black-holes-opener-615

Black Holes Part 1            Black Holes Part 2

(To run this presentation, you will need PowerPoint as well as Poll Everywhere, which has a free version, installed on your device.  (This does not play, however, on PCs. I am currently trying to figure that out!)

This is an interactive listening activity for intermediate to high-level English language learners who are interested in learning more about science and black holes and who appreciate the opportunity to listen to native English speakers talking at their normal pace. This two-part lesson utilizes the YouTube video, Black Holes for Beginners by Gleanix, which I edited into segments, each with a follow-up question based on the content of that segment. The free version of Poll Everywhere is used as the medium for student interaction and assessment.
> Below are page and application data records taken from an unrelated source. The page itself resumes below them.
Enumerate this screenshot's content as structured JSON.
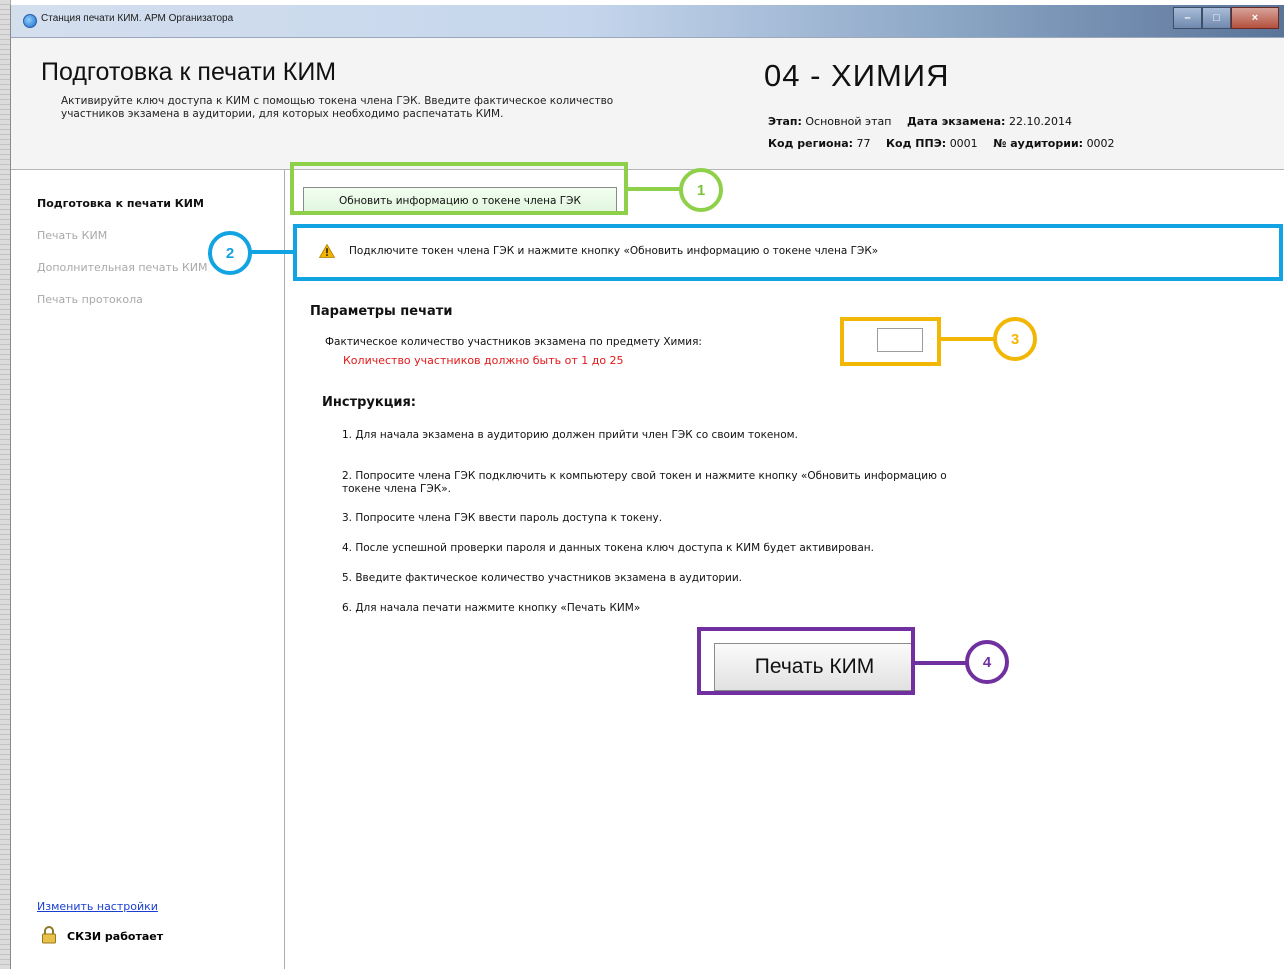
{
  "window": {
    "title": "Станция печати КИМ. АРМ Организатора",
    "controls": {
      "minimize": "–",
      "maximize": "□",
      "close": "×"
    }
  },
  "header": {
    "title": "Подготовка к печати КИМ",
    "description_line1": "Активируйте ключ доступа к КИМ с помощью токена члена ГЭК. Введите фактическое количество",
    "description_line2": "участников экзамена в аудитории, для которых необходимо распечатать КИМ.",
    "subject": "04 - ХИМИЯ",
    "stage_label": "Этап:",
    "stage_value": "Основной этап",
    "exam_date_label": "Дата экзамена:",
    "exam_date_value": "22.10.2014",
    "region_label": "Код региона:",
    "region_value": "77",
    "ppe_label": "Код ППЭ:",
    "ppe_value": "0001",
    "room_label": "№ аудитории:",
    "room_value": "0002"
  },
  "sidebar": {
    "items": [
      {
        "label": "Подготовка к печати КИМ",
        "active": true
      },
      {
        "label": "Печать КИМ",
        "active": false
      },
      {
        "label": "Дополнительная печать КИМ",
        "active": false
      },
      {
        "label": "Печать протокола",
        "active": false
      }
    ],
    "settings_link": "Изменить настройки",
    "status_label": "СКЗИ работает"
  },
  "main": {
    "update_button": "Обновить информацию о токене члена ГЭК",
    "warning_text": "Подключите токен члена ГЭК и нажмите кнопку «Обновить информацию о токене члена ГЭК»",
    "params_title": "Параметры печати",
    "participants_label": "Фактическое количество участников экзамена по предмету Химия:",
    "participants_value": "",
    "participants_error": "Количество участников должно быть от 1 до 25",
    "instructions_title": "Инструкция:",
    "instructions": [
      "1. Для начала экзамена в аудиторию должен прийти член ГЭК со своим токеном.",
      "2. Попросите члена ГЭК подключить к компьютеру свой токен и нажмите кнопку «Обновить информацию о токене члена ГЭК».",
      "3. Попросите члена ГЭК ввести пароль доступа к токену.",
      "4. После успешной проверки пароля и данных токена ключ доступа к КИМ будет активирован.",
      "5. Введите фактическое количество участников экзамена в аудитории.",
      "6. Для начала печати нажмите кнопку «Печать КИМ»"
    ],
    "print_button": "Печать КИМ"
  },
  "annotations": {
    "callout_1": "1",
    "callout_2": "2",
    "callout_3": "3",
    "callout_4": "4",
    "colors": {
      "green": "#8ed04a",
      "blue": "#11a3e2",
      "yellow": "#f2b705",
      "purple": "#7030a0"
    }
  },
  "icons": {
    "app": "app-icon",
    "warning": "warning-icon",
    "lock": "lock-icon"
  }
}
An ESL Listening Activity: Black Holes can be used in the face-to-face or blended classroom as well as online. Students may be polled anonymously in a group or individually to get an overview of their understanding of the material presented. Students are able to respond to the questions on their cell phones, tablets, or computers, and they can see the group’s responses immediately for further discussion.
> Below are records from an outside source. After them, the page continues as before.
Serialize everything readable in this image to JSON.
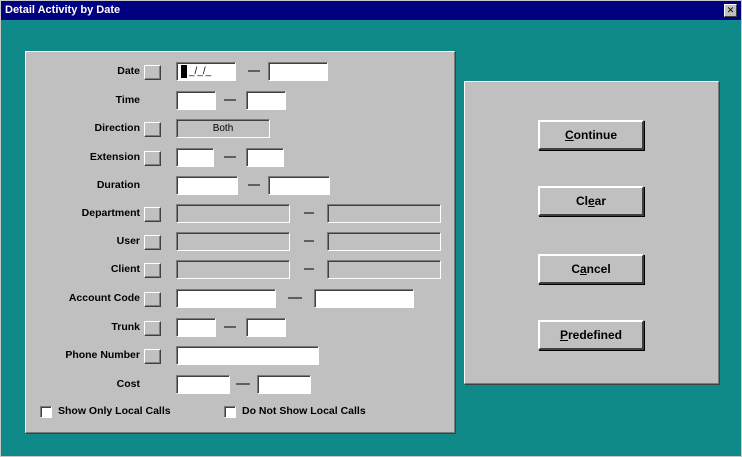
{
  "window": {
    "title": "Detail Activity by Date",
    "close_glyph": "✕"
  },
  "form": {
    "date_label": "Date",
    "date_from_value": "_/_/_",
    "time_label": "Time",
    "direction_label": "Direction",
    "direction_value": "Both",
    "extension_label": "Extension",
    "duration_label": "Duration",
    "department_label": "Department",
    "user_label": "User",
    "client_label": "Client",
    "account_code_label": "Account Code",
    "trunk_label": "Trunk",
    "phone_number_label": "Phone Number",
    "cost_label": "Cost",
    "show_only_local_label": "Show Only Local Calls",
    "do_not_show_local_label": "Do Not Show Local Calls"
  },
  "actions": {
    "continue_prefix": "",
    "continue_mnemonic": "C",
    "continue_rest": "ontinue",
    "clear_prefix": "Cl",
    "clear_mnemonic": "e",
    "clear_rest": "ar",
    "cancel_prefix": "C",
    "cancel_mnemonic": "a",
    "cancel_rest": "ncel",
    "predefined_prefix": "",
    "predefined_mnemonic": "P",
    "predefined_rest": "redefined"
  },
  "colors": {
    "titlebar": "#000080",
    "background": "#0f8a88",
    "panel": "#c0c0c0"
  }
}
Because of my familiarity with PowerPoint for Windows and my new Mac, I chose PowerPoint for Mac as my lesson’s platform, which also requires the use of PowerPoint Presenter App for Mac, a free download. I understand that the apps I have used lend themselves equally well to Keynote although I have not experimented with that program yet since I am a new Mac user.
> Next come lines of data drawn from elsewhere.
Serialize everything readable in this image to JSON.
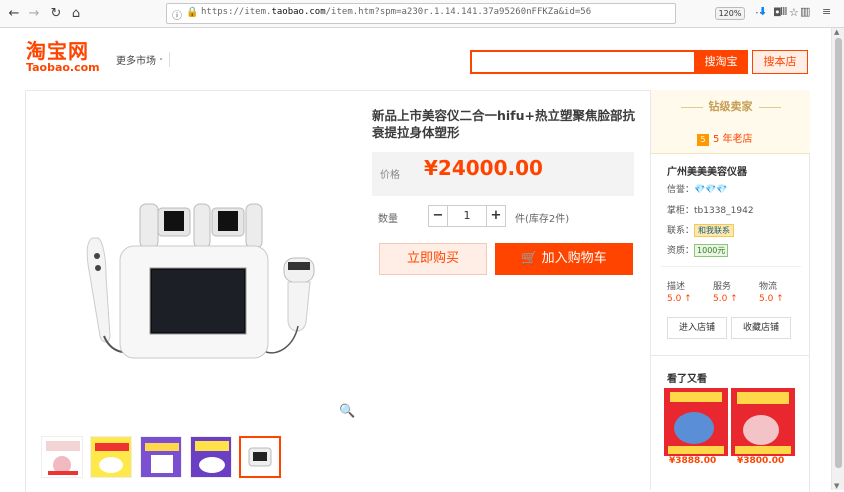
{
  "browser": {
    "url_prefix": "https://item.",
    "url_domain": "taobao.com",
    "url_rest": "/item.htm?spm=a230r.1.14.141.37a95260nFFKZa&id=56",
    "zoom": "120%"
  },
  "header": {
    "logo_cn": "淘宝网",
    "logo_en": "Taobao.com",
    "more_market": "更多市场",
    "search_button": "搜淘宝",
    "search_store_button": "搜本店"
  },
  "product": {
    "title": "新品上市美容仪二合一hifu+热立塑聚焦脸部抗衰提拉身体塑形",
    "price_label": "价格",
    "price": "¥24000.00",
    "qty_label": "数量",
    "qty_value": "1",
    "qty_minus": "−",
    "qty_plus": "+",
    "stock": "件(库存2件)",
    "buy_now": "立即购买",
    "add_to_cart": "加入购物车"
  },
  "shop": {
    "seller_level": "钻级卖家",
    "store_age_badge": "5",
    "store_age": "5 年老店",
    "store_name": "广州美美美容仪器",
    "credit_label": "信誉：",
    "credit_diamonds": "💎💎💎",
    "seller_label": "掌柜：",
    "seller_name": "tb1338_1942",
    "contact_label": "联系：",
    "contact_chip": "和我联系",
    "qualification_label": "资质：",
    "qualification_chip": "1000元",
    "scores": [
      {
        "label": "描述",
        "value": "5.0 ↑"
      },
      {
        "label": "服务",
        "value": "5.0 ↑"
      },
      {
        "label": "物流",
        "value": "5.0 ↑"
      }
    ],
    "enter_store": "进入店铺",
    "favorite_store": "收藏店铺",
    "see_again_title": "看了又看",
    "recommendations": [
      {
        "price": "¥3888.00"
      },
      {
        "price": "¥3800.00"
      }
    ]
  },
  "colors": {
    "accent": "#ff4400",
    "seller_gold": "#c59e56"
  }
}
This lesson is divided into two parts only because of file size. It is meant to be covered in one class period.

black hole trivia

 

 

Exercise: Using the articles, “a,” “an,” and “the”

Listening Activity: Theme Song from the Movie “Titanic”

Here is a listening activity for my ESL students based on Céline Dion’s multiple platinum hit, “My Heart Will Go On.” We are reading about the sinking of the Titanic, and I simply thought this would be an enjoyable listening activity for the students, and a way for them to sing along with this very popular song. I hope your students enjoy it, too.

Watch the YouTube video, and then select the correct missing lyrics.